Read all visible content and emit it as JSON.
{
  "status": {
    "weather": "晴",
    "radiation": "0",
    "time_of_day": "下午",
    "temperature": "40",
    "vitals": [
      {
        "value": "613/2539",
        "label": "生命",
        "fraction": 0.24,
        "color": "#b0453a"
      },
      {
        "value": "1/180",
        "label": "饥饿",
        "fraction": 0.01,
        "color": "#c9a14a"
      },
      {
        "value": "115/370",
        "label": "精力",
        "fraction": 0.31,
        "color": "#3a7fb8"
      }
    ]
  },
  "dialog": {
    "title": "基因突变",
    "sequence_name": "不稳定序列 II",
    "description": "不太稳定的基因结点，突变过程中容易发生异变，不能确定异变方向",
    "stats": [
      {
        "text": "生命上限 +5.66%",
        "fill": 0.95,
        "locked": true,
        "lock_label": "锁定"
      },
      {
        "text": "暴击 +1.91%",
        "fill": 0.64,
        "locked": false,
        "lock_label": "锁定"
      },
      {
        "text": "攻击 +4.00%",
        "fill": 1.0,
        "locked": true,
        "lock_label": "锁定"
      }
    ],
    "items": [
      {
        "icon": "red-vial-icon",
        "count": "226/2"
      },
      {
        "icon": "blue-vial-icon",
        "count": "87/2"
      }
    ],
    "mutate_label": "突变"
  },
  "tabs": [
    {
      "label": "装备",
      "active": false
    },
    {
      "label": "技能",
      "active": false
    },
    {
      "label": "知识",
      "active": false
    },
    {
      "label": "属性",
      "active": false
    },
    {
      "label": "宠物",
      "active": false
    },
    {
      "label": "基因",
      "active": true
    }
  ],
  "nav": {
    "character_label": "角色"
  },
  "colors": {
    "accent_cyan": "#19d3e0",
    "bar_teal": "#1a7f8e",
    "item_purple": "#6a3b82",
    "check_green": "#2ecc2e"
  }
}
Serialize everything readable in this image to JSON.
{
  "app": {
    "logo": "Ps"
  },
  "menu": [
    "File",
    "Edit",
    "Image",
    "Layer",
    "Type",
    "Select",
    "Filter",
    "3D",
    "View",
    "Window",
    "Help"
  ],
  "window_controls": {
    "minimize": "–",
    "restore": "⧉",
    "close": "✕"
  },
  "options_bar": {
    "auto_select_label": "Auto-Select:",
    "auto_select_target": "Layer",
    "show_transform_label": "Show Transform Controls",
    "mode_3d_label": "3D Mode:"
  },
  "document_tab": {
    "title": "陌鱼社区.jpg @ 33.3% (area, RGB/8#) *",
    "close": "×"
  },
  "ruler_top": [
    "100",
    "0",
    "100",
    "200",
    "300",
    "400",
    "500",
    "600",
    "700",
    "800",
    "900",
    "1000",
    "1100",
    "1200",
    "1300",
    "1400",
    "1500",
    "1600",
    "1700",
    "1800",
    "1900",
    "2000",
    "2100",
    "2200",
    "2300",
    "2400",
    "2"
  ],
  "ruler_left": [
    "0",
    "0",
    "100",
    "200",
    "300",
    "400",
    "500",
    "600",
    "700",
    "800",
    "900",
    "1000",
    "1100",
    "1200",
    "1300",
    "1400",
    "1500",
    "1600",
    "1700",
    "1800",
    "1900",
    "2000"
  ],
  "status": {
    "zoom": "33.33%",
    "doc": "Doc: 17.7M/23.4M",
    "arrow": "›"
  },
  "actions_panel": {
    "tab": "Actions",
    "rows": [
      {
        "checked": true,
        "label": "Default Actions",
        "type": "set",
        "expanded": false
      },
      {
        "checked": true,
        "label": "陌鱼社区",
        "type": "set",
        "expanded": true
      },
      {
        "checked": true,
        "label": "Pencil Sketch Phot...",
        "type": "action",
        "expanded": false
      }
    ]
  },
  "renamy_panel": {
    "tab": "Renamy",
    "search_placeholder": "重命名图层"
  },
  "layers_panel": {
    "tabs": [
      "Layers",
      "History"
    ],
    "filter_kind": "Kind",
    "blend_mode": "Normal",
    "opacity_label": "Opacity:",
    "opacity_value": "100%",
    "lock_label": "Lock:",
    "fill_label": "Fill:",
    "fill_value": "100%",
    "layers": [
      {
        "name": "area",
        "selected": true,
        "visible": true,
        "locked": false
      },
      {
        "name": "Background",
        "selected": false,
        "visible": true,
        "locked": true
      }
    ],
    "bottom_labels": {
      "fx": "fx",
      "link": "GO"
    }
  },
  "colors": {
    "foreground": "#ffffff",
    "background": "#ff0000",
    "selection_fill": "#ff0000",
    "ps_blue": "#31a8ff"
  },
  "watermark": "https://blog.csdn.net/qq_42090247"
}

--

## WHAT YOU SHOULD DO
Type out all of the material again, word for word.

## ANSWER FOR THIS EXERCISE
Read all visible content and emit it as JSON.
{
  "status": {
    "weather": "晴",
    "radiation": "0",
    "time_of_day": "下午",
    "temperature": "40",
    "vitals": [
      {
        "value": "613/2539",
        "label": "生命",
        "fraction": 0.24,
        "color": "#b0453a"
      },
      {
        "value": "1/180",
        "label": "饥饿",
        "fraction": 0.01,
        "color": "#c9a14a"
      },
      {
        "value": "115/370",
        "label": "精力",
        "fraction": 0.31,
        "color": "#3a7fb8"
      }
    ]
  },
  "dialog": {
    "title": "基因突变",
    "sequence_name": "不稳定序列 II",
    "description": "不太稳定的基因结点，突变过程中容易发生异变，不能确定异变方向",
    "stats": [
      {
        "text": "生命上限 +5.66%",
        "fill": 0.95,
        "locked": true,
        "lock_label": "锁定"
      },
      {
        "text": "暴击 +1.91%",
        "fill": 0.64,
        "locked": false,
        "lock_label": "锁定"
      },
      {
        "text": "攻击 +4.00%",
        "fill": 1.0,
        "locked": true,
        "lock_label": "锁定"
      }
    ],
    "items": [
      {
        "icon": "red-vial-icon",
        "count": "226/2"
      },
      {
        "icon": "blue-vial-icon",
        "count": "87/2"
      }
    ],
    "mutate_label": "突变"
  },
  "tabs": [
    {
      "label": "装备",
      "active": false
    },
    {
      "label": "技能",
      "active": false
    },
    {
      "label": "知识",
      "active": false
    },
    {
      "label": "属性",
      "active": false
    },
    {
      "label": "宠物",
      "active": false
    },
    {
      "label": "基因",
      "active": true
    }
  ],
  "nav": {
    "character_label": "角色"
  },
  "colors": {
    "accent_cyan": "#19d3e0",
    "bar_teal": "#1a7f8e",
    "item_purple": "#6a3b82",
    "check_green": "#2ecc2e"
  }
}
Serialize everything readable in this image to JSON.
{
  "app": {
    "logo": "Ps"
  },
  "menu": [
    "File",
    "Edit",
    "Image",
    "Layer",
    "Type",
    "Select",
    "Filter",
    "3D",
    "View",
    "Window",
    "Help"
  ],
  "window_controls": {
    "minimize": "–",
    "restore": "⧉",
    "close": "✕"
  },
  "options_bar": {
    "auto_select_label": "Auto-Select:",
    "auto_select_target": "Layer",
    "show_transform_label": "Show Transform Controls",
    "mode_3d_label": "3D Mode:"
  },
  "document_tab": {
    "title": "陌鱼社区.jpg @ 33.3% (area, RGB/8#) *",
    "close": "×"
  },
  "ruler_top": [
    "100",
    "0",
    "100",
    "200",
    "300",
    "400",
    "500",
    "600",
    "700",
    "800",
    "900",
    "1000",
    "1100",
    "1200",
    "1300",
    "1400",
    "1500",
    "1600",
    "1700",
    "1800",
    "1900",
    "2000",
    "2100",
    "2200",
    "2300",
    "2400",
    "2"
  ],
  "ruler_left": [
    "0",
    "0",
    "100",
    "200",
    "300",
    "400",
    "500",
    "600",
    "700",
    "800",
    "900",
    "1000",
    "1100",
    "1200",
    "1300",
    "1400",
    "1500",
    "1600",
    "1700",
    "1800",
    "1900",
    "2000"
  ],
  "status": {
    "zoom": "33.33%",
    "doc": "Doc: 17.7M/23.4M",
    "arrow": "›"
  },
  "actions_panel": {
    "tab": "Actions",
    "rows": [
      {
        "checked": true,
        "label": "Default Actions",
        "type": "set",
        "expanded": false
      },
      {
        "checked": true,
        "label": "陌鱼社区",
        "type": "set",
        "expanded": true
      },
      {
        "checked": true,
        "label": "Pencil Sketch Phot...",
        "type": "action",
        "expanded": false
      }
    ]
  },
  "renamy_panel": {
    "tab": "Renamy",
    "search_placeholder": "重命名图层"
  },
  "layers_panel": {
    "tabs": [
      "Layers",
      "History"
    ],
    "filter_kind": "Kind",
    "blend_mode": "Normal",
    "opacity_label": "Opacity:",
    "opacity_value": "100%",
    "lock_label": "Lock:",
    "fill_label": "Fill:",
    "fill_value": "100%",
    "layers": [
      {
        "name": "area",
        "selected": true,
        "visible": true,
        "locked": false
      },
      {
        "name": "Background",
        "selected": false,
        "visible": true,
        "locked": true
      }
    ],
    "bottom_labels": {
      "fx": "fx",
      "link": "GO"
    }
  },
  "colors": {
    "foreground": "#ffffff",
    "background": "#ff0000",
    "selection_fill": "#ff0000",
    "ps_blue": "#31a8ff"
  },
  "watermark": "https://blog.csdn.net/qq_42090247"
}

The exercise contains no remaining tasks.